[Page and application data records]

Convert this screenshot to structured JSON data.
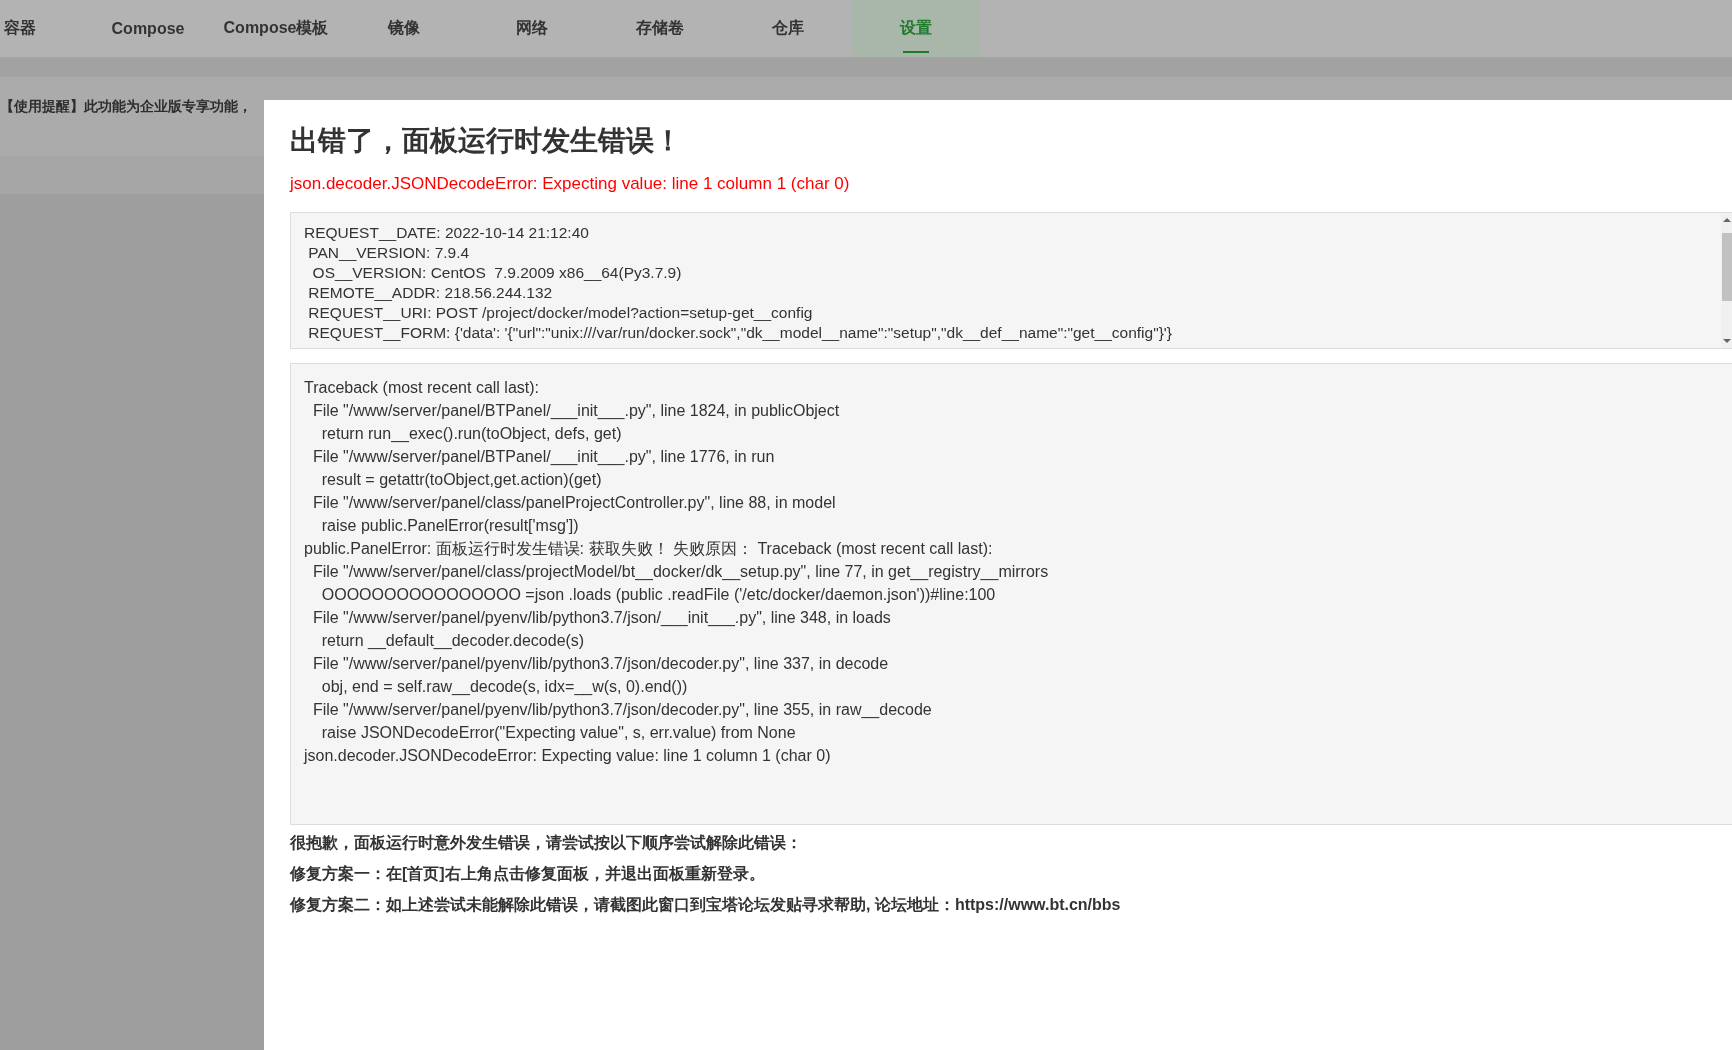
{
  "tabs": [
    {
      "label": "容器",
      "selected": false
    },
    {
      "label": "Compose",
      "selected": false
    },
    {
      "label": "Compose模板",
      "selected": false
    },
    {
      "label": "镜像",
      "selected": false
    },
    {
      "label": "网络",
      "selected": false
    },
    {
      "label": "存储卷",
      "selected": false
    },
    {
      "label": "仓库",
      "selected": false
    },
    {
      "label": "设置",
      "selected": true
    }
  ],
  "notice": "【使用提醒】此功能为企业版专享功能，",
  "error_dialog": {
    "title": "出错了，面板运行时发生错误！",
    "error": "json.decoder.JSONDecodeError: Expecting value: line 1 column 1 (char 0)",
    "request_info": [
      "REQUEST__DATE: 2022-10-14 21:12:40",
      " PAN__VERSION: 7.9.4",
      "  OS__VERSION: CentOS  7.9.2009 x86__64(Py3.7.9)",
      " REMOTE__ADDR: 218.56.244.132",
      " REQUEST__URI: POST /project/docker/model?action=setup-get__config",
      " REQUEST__FORM: {'data': '{\"url\":\"unix:///var/run/docker.sock\",\"dk__model__name\":\"setup\",\"dk__def__name\":\"get__config\"}'}"
    ],
    "traceback": [
      "Traceback (most recent call last):",
      "  File \"/www/server/panel/BTPanel/___init___.py\", line 1824, in publicObject",
      "    return run__exec().run(toObject, defs, get)",
      "  File \"/www/server/panel/BTPanel/___init___.py\", line 1776, in run",
      "    result = getattr(toObject,get.action)(get)",
      "  File \"/www/server/panel/class/panelProjectController.py\", line 88, in model",
      "    raise public.PanelError(result['msg'])",
      "public.PanelError: 面板运行时发生错误: 获取失败！ 失败原因： Traceback (most recent call last):",
      "  File \"/www/server/panel/class/projectModel/bt__docker/dk__setup.py\", line 77, in get__registry__mirrors",
      "    OOOOOOOOOOOOOOOO =json .loads (public .readFile ('/etc/docker/daemon.json'))#line:100",
      "  File \"/www/server/panel/pyenv/lib/python3.7/json/___init___.py\", line 348, in loads",
      "    return __default__decoder.decode(s)",
      "  File \"/www/server/panel/pyenv/lib/python3.7/json/decoder.py\", line 337, in decode",
      "    obj, end = self.raw__decode(s, idx=__w(s, 0).end())",
      "  File \"/www/server/panel/pyenv/lib/python3.7/json/decoder.py\", line 355, in raw__decode",
      "    raise JSONDecodeError(\"Expecting value\", s, err.value) from None",
      "json.decoder.JSONDecodeError: Expecting value: line 1 column 1 (char 0)"
    ],
    "help": [
      "很抱歉，面板运行时意外发生错误，请尝试按以下顺序尝试解除此错误：",
      "修复方案一：在[首页]右上角点击修复面板，并退出面板重新登录。",
      "修复方案二：如上述尝试未能解除此错误，请截图此窗口到宝塔论坛发贴寻求帮助, 论坛地址：https://www.bt.cn/bbs"
    ]
  }
}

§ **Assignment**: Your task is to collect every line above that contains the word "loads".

§ **Completed task**:
      "    OOOOOOOOOOOOOOOO =json .loads (public .readFile ('/etc/docker/daemon.json'))#line:100",
      "  File \"/www/server/panel/pyenv/lib/python3.7/json/___init___.py\", line 348, in loads",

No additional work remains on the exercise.